Blenko is popular with serious glass collectors, and Parkersburg's Barry Wade is no exception. We are delighted he is trusting us to display samples from his vast personal collection. Many of his pieces are one-of-a-kinds, and signed by the artists, such as Wayne Husted, shown on the right with Barry and one of his brilliant platters.

Abby Hayhurst, Artistic Director


Virginia Killian: “Images Just come to me”: February 17 - March 16, 2019

Opening: Sunday, February 17, 1:00-3:00 p.m.

Viginia Kilian is a local artist, art instructor and founding member of Riverside Artists’ Cooperative. She is always experimenting with new materials and fresh ideas. The Art Center will have a large collection of her new works on display.

This opening also has an interactive element! Along with this exhibit we will also be creating a community mural. We will have aprons and rubber gloves on hand, but come dressed and ready to paint!

This exhibit opening on February 17 is FREE for members and non-members thanks to our sponsor, Tellus Consulting Group.

Virginia’s art will be on display February 17 - March 16.

Artist Trees: November 24 - December 22, 2018

The Parkersburg Art Center’s Annual Artist Tree Display will kick off during our Holiday Open House/Artist Market on Small Business Saturday.

Ever wonder how Klee, Calder or Picasso would have decorated their Christmas tree? We did!  Local artists and school groups come together each year to imagine what this classic holiday decor would have looked like in the hands of famous (or not so famous) artists.  

This is a community celebration of art and creativity. Bring some change and vote for your favorites! These fabulous trees will remain on display until December 22. Artist Trees 2018 is made possible by our friends at Family Carpet.

6x6 Show: November 16 - December 22, 2018

  • Members and Artists Opening: Friday, November 16th. 
    Sale starts at 5:30 p.m. and runs until 8:00 p.m..
    Each member and artist may bring guests.
    General community sale starts Saturday, November 17 from 10 a.m.-5 p.m. (Free admission.)  Art will remain on sale during regular Art Center hours through December 22.
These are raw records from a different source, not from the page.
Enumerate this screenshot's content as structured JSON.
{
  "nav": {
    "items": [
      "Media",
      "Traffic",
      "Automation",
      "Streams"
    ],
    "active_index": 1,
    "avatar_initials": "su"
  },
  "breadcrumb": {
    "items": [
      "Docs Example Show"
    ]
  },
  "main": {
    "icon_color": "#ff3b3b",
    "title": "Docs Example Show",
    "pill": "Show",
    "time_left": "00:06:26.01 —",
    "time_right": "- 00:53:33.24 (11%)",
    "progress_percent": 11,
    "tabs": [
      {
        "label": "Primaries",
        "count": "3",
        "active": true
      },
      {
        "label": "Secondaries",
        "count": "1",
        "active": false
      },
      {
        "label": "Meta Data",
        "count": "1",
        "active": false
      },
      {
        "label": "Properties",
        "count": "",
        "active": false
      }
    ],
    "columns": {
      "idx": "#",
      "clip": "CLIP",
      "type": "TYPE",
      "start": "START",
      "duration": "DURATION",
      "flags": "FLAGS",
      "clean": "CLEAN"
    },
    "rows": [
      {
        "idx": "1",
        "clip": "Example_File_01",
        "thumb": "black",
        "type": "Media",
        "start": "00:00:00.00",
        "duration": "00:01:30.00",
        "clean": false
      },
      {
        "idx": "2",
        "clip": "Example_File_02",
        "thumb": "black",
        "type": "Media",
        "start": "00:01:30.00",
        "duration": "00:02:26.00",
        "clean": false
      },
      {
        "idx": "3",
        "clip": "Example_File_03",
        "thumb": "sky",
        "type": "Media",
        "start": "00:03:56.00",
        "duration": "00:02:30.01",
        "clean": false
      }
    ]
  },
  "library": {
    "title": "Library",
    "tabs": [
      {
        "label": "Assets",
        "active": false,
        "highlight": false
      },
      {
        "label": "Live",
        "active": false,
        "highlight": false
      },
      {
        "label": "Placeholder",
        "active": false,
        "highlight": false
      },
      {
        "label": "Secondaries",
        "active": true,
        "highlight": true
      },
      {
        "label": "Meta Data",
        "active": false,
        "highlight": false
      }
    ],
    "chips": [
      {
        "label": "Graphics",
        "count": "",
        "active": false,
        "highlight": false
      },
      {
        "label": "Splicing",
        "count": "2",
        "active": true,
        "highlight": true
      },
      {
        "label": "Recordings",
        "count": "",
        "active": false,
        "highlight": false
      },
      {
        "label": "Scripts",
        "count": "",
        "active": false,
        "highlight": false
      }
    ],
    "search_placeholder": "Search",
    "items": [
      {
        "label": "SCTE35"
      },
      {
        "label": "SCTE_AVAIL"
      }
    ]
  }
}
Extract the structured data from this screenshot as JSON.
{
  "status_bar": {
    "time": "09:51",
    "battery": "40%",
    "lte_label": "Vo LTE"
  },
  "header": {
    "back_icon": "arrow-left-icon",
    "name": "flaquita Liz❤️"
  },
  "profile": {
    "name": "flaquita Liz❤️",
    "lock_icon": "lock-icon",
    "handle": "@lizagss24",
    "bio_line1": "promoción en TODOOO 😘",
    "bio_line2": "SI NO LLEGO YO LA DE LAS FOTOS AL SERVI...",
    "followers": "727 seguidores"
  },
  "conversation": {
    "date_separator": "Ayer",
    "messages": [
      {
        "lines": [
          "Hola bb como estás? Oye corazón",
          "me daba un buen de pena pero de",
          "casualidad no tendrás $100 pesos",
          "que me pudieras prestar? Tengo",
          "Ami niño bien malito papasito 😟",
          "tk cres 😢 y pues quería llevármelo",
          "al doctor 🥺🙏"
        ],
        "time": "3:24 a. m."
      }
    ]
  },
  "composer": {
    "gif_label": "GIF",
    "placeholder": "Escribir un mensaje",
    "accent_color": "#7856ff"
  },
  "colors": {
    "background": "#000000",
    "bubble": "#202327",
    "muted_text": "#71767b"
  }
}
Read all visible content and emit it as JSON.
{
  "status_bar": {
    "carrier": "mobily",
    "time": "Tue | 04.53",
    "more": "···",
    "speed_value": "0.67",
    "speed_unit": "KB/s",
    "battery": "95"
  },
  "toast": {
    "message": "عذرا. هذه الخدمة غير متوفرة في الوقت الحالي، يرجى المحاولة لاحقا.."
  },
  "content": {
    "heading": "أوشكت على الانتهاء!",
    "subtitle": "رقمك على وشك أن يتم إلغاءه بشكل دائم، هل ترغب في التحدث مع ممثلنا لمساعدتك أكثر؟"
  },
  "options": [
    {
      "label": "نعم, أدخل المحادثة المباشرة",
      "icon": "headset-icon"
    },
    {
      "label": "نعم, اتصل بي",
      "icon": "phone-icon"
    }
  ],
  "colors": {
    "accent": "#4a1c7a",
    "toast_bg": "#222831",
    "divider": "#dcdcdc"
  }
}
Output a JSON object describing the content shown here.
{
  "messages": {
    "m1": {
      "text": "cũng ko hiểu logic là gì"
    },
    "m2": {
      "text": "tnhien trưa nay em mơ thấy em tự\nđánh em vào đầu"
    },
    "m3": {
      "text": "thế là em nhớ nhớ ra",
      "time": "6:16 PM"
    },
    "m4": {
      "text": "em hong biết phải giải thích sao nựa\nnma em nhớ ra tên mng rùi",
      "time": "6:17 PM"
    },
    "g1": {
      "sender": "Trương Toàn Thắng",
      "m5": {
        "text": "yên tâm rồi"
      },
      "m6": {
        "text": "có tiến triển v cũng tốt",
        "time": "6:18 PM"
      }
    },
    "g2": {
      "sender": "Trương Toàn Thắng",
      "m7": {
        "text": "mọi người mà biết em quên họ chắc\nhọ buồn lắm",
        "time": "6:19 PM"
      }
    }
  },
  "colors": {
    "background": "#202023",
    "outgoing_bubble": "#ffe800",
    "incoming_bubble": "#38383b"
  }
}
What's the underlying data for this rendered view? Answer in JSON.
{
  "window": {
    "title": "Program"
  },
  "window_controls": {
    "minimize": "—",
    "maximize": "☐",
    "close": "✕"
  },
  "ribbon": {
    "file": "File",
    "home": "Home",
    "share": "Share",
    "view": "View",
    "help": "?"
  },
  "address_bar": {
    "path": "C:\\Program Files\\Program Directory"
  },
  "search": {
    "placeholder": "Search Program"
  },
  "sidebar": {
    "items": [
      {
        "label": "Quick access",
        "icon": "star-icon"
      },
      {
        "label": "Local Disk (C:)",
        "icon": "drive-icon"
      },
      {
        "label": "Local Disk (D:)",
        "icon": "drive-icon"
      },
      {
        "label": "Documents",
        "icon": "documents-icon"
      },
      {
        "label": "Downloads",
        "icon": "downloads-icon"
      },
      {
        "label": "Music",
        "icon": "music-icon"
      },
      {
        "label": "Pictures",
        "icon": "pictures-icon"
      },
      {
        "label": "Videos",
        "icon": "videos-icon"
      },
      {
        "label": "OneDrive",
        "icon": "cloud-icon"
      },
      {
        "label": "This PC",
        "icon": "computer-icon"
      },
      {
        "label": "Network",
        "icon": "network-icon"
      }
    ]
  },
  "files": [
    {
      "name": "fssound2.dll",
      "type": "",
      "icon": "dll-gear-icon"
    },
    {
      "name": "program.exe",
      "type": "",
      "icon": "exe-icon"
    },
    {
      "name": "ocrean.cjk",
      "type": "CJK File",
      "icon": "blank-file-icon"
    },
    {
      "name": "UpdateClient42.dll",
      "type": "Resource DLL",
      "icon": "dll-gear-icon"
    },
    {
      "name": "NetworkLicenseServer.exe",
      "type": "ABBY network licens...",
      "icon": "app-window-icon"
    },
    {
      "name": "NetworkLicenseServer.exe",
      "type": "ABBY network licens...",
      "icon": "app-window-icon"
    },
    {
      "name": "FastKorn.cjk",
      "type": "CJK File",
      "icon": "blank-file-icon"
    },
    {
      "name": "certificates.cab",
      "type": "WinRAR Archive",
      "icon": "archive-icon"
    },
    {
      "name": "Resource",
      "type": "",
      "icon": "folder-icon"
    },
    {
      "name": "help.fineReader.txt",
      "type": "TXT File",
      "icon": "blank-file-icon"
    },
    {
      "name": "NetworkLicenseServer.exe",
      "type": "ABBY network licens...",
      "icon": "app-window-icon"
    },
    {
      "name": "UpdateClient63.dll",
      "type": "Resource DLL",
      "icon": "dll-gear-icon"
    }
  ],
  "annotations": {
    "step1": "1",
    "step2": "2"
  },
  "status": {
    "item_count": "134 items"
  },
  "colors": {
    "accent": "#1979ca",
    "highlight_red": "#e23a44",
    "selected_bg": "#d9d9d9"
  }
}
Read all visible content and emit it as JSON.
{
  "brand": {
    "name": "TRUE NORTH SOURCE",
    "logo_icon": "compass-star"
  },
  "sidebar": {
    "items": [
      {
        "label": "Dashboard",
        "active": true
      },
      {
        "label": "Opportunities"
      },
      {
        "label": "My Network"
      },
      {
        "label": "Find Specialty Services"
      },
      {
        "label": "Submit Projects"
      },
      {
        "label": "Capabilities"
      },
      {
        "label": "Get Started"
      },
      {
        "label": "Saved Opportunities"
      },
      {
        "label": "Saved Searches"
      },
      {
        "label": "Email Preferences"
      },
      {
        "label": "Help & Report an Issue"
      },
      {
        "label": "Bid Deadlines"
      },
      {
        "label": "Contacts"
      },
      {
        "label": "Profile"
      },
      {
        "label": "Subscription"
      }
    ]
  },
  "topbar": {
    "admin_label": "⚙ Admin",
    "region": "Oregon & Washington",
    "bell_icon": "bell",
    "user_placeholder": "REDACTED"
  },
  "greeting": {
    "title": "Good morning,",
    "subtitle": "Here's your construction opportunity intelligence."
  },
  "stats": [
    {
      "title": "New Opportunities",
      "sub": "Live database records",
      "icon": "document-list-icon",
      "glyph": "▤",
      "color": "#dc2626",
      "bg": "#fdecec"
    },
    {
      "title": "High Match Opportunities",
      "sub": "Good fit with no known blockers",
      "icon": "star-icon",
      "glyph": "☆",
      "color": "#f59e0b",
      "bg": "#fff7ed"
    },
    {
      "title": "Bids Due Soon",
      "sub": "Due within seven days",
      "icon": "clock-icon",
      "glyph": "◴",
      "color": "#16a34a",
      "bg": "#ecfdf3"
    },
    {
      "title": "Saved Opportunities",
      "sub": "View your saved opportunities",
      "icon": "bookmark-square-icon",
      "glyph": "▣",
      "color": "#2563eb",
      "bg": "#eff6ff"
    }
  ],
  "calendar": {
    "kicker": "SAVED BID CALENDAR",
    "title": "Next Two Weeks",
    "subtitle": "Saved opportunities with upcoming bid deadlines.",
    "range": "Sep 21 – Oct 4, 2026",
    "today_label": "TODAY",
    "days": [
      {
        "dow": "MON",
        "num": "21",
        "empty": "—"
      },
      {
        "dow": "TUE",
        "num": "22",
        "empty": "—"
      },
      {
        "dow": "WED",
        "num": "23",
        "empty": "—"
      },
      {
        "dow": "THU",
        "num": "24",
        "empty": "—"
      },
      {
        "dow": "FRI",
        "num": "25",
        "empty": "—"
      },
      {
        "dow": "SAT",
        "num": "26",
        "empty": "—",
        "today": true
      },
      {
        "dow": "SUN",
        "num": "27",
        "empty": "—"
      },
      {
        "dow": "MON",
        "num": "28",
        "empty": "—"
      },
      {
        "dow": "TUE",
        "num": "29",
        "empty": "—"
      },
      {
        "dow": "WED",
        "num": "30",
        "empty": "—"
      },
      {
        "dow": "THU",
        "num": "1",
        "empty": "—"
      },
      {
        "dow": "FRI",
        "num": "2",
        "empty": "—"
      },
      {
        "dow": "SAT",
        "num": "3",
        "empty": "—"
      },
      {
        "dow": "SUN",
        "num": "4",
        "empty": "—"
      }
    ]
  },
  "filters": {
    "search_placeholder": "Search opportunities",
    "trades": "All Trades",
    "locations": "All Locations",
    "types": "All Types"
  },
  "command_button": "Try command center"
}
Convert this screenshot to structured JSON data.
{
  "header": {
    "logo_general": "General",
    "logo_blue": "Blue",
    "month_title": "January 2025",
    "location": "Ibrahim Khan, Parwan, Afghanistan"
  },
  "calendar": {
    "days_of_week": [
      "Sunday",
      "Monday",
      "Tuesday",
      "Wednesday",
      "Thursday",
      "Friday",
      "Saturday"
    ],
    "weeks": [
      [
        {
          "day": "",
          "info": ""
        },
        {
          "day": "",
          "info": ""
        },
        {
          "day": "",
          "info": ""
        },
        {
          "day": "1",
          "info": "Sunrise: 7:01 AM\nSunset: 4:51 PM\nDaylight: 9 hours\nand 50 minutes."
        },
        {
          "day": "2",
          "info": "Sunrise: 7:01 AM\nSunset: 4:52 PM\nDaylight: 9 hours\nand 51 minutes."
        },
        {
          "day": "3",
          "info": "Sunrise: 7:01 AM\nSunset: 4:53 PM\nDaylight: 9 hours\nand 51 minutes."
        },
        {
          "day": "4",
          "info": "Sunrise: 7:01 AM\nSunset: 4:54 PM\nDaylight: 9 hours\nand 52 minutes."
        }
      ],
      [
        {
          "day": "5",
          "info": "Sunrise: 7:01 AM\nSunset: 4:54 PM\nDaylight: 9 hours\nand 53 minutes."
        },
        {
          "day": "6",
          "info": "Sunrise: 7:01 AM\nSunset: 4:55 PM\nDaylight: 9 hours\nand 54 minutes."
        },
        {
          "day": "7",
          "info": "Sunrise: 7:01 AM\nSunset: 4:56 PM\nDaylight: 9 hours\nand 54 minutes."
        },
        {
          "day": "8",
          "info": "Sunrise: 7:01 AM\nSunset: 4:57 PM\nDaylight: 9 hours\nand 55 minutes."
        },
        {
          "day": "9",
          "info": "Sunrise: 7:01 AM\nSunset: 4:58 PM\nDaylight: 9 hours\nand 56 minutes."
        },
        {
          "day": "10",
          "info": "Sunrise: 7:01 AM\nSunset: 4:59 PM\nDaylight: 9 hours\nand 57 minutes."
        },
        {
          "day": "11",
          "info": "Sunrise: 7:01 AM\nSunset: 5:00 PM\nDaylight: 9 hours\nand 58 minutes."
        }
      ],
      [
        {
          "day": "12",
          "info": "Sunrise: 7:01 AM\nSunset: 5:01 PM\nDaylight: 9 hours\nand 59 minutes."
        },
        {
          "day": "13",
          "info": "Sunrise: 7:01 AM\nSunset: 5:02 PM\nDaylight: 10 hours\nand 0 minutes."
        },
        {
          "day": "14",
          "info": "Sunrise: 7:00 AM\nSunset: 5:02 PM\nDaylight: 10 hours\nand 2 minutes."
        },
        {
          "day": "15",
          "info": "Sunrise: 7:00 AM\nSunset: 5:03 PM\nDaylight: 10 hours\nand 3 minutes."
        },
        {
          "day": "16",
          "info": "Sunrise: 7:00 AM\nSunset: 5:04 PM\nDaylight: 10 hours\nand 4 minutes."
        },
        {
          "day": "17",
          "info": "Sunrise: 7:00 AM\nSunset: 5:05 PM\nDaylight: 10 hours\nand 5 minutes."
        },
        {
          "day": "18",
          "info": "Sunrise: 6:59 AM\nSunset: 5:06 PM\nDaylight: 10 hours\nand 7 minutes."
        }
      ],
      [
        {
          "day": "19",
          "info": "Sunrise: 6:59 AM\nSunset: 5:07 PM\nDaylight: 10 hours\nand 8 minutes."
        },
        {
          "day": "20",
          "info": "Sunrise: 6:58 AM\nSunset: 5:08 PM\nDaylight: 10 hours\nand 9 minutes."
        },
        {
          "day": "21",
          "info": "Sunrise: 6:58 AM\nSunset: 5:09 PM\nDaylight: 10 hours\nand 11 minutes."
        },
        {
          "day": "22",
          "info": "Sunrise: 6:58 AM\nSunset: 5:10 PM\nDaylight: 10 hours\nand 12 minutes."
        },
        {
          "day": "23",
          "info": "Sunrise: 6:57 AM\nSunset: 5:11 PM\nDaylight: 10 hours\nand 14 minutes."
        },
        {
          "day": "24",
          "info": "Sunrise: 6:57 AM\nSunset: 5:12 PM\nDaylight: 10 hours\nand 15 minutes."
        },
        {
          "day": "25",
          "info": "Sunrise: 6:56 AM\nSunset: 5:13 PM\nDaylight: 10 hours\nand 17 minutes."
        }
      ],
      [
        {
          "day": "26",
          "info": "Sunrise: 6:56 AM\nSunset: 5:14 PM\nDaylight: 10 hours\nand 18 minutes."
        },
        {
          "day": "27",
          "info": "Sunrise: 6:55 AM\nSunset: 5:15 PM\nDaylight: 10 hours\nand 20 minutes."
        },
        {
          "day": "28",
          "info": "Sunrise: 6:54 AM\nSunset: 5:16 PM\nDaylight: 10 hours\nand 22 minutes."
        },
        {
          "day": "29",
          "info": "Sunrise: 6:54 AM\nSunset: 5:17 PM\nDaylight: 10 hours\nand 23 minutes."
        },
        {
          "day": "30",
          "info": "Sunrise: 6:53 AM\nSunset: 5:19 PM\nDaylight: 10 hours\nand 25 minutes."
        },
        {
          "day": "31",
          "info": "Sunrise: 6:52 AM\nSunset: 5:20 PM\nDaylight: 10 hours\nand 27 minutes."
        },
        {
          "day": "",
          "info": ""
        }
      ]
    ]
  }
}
This event is the Parkersburg Art Center’s fundraiser where we display well over 1,000 original small works of art, 2D or 3D, any medium, all on a 6" X 6" base. All will be for sale for $20. We will also sell beautiful frames and 6x6 boxes of edible goodies to enjoy then or during Thanksgiving.  The 6x6's will remain on display and for sale until Christmas.

You may preview the artwork beginning Tuesday, November 6th during regular business hours.

Allied artists of WV Juried Exhibit: October 14 - November 10, 2018

The Allied Artists of West Virginia have been in operation since 1935. Their mission is to encourage, nurture and present the work of West Virginia artists to the community. Jury sessions are held twice a year in the spring and fall. Applicants must be 18 and a resident of West Virginia.
This exhibit is their 71st Juried event. Congratulations to the Allied Artists of WV, who have consistently fostered excellence in West Virginian art for many years!

This exhibit was sponsored by our friends at Wesbanco! THANK YOU!

Images left to right: “Mountain Laurel” by Jerre Watkins, "Eagle Over Kanawha Valley" by Henry Riffe, "Summer Charm" by Stella Jarrett, "Mission Arches"  photograph by Laura Moul